Return the lines below that contain the word "USBee".

Entries from a dataset of interfaces:
########
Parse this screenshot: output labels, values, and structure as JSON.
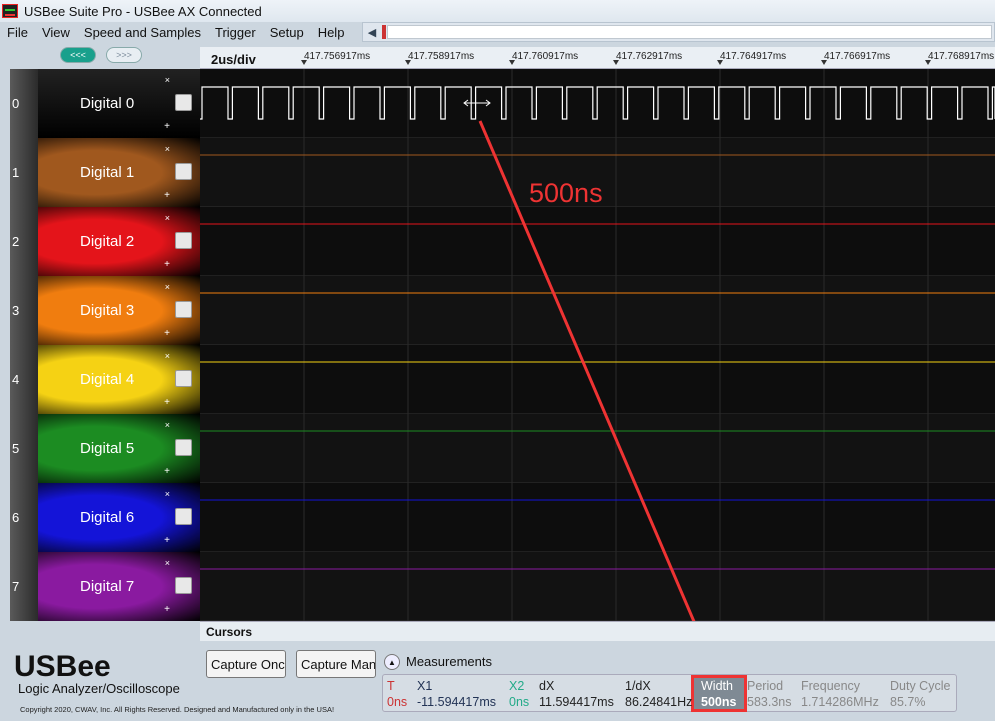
{
  "window": {
    "title": "USBee Suite Pro - USBee AX Connected"
  },
  "menu": [
    "File",
    "View",
    "Speed and Samples",
    "Trigger",
    "Setup",
    "Help"
  ],
  "nav": {
    "prev": "<<<",
    "next": ">>>"
  },
  "scale": "2us/div",
  "ticks": [
    "417.756917ms",
    "417.758917ms",
    "417.760917ms",
    "417.762917ms",
    "417.764917ms",
    "417.766917ms",
    "417.768917ms"
  ],
  "channels": [
    {
      "num": "0",
      "label": "Digital 0",
      "color": "#1a1a1a"
    },
    {
      "num": "1",
      "label": "Digital 1",
      "color": "#a0581e"
    },
    {
      "num": "2",
      "label": "Digital 2",
      "color": "#e4141a"
    },
    {
      "num": "3",
      "label": "Digital 3",
      "color": "#f07d0f"
    },
    {
      "num": "4",
      "label": "Digital 4",
      "color": "#f5d214"
    },
    {
      "num": "5",
      "label": "Digital 5",
      "color": "#1c8c22"
    },
    {
      "num": "6",
      "label": "Digital 6",
      "color": "#1414d8"
    },
    {
      "num": "7",
      "label": "Digital 7",
      "color": "#8a1aa0"
    }
  ],
  "trace_colors": [
    "#ffffff",
    "#a0581e",
    "#e4141a",
    "#f07d0f",
    "#f5d214",
    "#1c8c22",
    "#1414d8",
    "#8a1aa0"
  ],
  "annotation": "500ns",
  "cursors_title": "Cursors",
  "buttons": {
    "capture_once": "Capture Once",
    "capture_many": "Capture Many"
  },
  "measurements": {
    "title": "Measurements",
    "cols": [
      {
        "h": "T",
        "v": "0ns"
      },
      {
        "h": "X1",
        "v": "-11.594417ms"
      },
      {
        "h": "X2",
        "v": "0ns"
      },
      {
        "h": "dX",
        "v": "11.594417ms"
      },
      {
        "h": "1/dX",
        "v": "86.24841Hz"
      },
      {
        "h": "Width",
        "v": "500ns"
      },
      {
        "h": "Period",
        "v": "583.3ns"
      },
      {
        "h": "Frequency",
        "v": "1.714286MHz"
      },
      {
        "h": "Duty Cycle",
        "v": "85.7%"
      }
    ]
  },
  "brand": {
    "logo": "USBee",
    "subtitle": "Logic Analyzer/Oscilloscope",
    "copyright": "Copyright 2020, CWAV, Inc. All Rights Reserved. Designed and Manufactured only in the USA!"
  }
}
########
EXERCISE RESPONSE:
    "title": "USBee Suite Pro - USBee AX Connected"
    "logo": "USBee",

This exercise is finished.